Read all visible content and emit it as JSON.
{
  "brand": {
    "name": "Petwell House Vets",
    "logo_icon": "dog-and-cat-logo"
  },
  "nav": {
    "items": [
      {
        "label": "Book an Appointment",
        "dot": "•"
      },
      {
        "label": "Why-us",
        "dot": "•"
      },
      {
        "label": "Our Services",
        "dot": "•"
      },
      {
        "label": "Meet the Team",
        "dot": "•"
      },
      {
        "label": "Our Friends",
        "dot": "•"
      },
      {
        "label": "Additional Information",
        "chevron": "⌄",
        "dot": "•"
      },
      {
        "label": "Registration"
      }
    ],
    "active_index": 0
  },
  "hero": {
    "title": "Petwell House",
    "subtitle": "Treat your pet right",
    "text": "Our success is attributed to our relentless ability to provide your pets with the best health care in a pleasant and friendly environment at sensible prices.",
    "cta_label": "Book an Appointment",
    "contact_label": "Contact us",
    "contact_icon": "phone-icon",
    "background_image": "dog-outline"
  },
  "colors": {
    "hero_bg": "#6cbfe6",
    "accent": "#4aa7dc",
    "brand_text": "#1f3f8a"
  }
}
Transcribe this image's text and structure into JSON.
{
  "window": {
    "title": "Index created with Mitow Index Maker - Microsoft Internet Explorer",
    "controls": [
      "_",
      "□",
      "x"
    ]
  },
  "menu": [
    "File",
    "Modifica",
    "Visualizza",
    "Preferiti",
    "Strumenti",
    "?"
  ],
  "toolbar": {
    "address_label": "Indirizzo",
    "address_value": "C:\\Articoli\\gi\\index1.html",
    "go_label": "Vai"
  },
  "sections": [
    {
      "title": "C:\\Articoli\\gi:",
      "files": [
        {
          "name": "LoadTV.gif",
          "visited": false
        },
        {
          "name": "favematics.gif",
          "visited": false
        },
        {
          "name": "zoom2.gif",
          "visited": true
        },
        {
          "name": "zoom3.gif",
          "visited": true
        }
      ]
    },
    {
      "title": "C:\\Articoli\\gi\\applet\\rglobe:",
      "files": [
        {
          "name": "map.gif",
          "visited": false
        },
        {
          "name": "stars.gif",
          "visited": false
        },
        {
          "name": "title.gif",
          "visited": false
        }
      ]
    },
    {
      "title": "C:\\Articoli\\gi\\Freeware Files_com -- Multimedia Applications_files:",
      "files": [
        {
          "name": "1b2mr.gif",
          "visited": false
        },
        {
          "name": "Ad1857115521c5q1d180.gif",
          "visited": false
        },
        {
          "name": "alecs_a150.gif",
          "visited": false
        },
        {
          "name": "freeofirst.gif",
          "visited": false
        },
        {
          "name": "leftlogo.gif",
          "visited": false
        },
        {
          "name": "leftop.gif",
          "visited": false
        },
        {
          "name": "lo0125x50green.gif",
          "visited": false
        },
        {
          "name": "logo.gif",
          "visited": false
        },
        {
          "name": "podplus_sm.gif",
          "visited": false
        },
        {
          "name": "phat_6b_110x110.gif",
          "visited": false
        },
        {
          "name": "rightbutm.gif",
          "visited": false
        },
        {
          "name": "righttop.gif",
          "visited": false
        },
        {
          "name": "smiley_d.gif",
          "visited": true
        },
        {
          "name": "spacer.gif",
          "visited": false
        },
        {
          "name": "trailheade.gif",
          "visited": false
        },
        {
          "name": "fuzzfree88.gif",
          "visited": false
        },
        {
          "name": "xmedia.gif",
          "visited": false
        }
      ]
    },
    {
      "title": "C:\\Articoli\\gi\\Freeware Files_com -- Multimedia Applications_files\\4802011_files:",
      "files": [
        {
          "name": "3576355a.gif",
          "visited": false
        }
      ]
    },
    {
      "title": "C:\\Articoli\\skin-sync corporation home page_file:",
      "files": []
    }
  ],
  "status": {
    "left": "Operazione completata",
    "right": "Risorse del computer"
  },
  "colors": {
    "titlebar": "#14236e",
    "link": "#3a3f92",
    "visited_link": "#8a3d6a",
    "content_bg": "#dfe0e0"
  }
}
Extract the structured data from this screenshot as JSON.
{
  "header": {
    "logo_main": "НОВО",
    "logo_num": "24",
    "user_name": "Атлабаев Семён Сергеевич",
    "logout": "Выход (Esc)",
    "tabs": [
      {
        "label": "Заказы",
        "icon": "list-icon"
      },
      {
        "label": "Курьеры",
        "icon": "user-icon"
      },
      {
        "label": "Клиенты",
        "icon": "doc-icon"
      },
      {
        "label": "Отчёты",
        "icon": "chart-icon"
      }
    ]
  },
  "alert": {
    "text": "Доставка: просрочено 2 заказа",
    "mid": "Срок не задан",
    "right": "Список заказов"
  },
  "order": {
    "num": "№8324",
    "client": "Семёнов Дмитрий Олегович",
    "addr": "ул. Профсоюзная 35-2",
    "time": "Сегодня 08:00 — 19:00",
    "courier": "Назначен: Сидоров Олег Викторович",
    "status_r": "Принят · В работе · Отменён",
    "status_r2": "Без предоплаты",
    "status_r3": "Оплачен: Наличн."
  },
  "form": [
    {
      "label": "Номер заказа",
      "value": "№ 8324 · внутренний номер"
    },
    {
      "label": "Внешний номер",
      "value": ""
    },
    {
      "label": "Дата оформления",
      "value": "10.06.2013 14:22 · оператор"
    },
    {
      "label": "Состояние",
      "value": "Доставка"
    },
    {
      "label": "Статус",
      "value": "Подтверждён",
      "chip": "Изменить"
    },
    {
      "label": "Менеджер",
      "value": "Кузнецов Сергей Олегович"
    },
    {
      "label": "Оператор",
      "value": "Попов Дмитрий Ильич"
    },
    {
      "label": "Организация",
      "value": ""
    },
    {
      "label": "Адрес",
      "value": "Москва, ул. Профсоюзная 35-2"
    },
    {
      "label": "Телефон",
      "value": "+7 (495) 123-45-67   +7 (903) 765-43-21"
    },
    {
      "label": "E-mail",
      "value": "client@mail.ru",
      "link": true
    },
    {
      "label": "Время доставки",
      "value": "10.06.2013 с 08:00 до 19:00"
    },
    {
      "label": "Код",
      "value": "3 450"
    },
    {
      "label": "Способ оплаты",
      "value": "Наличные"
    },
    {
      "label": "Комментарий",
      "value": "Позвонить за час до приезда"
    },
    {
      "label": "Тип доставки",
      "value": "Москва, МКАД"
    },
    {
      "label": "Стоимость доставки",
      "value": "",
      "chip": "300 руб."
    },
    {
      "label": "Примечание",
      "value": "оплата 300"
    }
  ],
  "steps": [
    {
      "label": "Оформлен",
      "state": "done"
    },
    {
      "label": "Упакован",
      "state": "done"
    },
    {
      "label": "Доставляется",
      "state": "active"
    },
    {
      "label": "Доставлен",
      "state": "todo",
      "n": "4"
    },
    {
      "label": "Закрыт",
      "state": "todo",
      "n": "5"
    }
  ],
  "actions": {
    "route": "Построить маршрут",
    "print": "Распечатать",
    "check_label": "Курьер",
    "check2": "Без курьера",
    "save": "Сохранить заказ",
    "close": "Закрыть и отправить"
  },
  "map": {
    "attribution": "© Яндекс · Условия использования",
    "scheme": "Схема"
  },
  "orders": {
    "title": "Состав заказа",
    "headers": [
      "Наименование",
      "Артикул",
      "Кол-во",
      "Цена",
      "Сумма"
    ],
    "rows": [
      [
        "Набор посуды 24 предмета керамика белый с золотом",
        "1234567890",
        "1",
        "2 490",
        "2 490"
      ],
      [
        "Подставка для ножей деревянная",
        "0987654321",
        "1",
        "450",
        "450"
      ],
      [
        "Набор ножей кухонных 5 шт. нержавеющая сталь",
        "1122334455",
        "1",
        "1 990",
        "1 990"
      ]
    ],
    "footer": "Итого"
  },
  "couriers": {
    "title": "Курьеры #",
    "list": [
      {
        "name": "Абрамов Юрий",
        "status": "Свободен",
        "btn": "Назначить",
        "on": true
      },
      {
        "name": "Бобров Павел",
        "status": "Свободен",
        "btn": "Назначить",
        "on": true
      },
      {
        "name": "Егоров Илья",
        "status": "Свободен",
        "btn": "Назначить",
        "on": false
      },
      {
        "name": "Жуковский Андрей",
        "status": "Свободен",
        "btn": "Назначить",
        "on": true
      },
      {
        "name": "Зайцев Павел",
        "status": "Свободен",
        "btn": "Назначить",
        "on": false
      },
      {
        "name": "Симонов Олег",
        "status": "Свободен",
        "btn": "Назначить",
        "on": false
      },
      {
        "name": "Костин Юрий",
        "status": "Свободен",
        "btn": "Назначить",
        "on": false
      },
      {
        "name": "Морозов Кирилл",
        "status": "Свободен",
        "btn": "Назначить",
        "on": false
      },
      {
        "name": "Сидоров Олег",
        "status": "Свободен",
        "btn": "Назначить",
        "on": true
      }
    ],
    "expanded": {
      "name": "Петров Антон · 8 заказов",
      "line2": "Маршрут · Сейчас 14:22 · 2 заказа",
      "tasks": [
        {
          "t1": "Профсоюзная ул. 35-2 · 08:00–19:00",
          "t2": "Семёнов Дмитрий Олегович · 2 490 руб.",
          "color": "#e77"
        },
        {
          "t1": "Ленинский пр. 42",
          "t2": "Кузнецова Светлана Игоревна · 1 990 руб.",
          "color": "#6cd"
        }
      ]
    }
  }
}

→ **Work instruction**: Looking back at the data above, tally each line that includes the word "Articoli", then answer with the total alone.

→ **Exercise response**: 6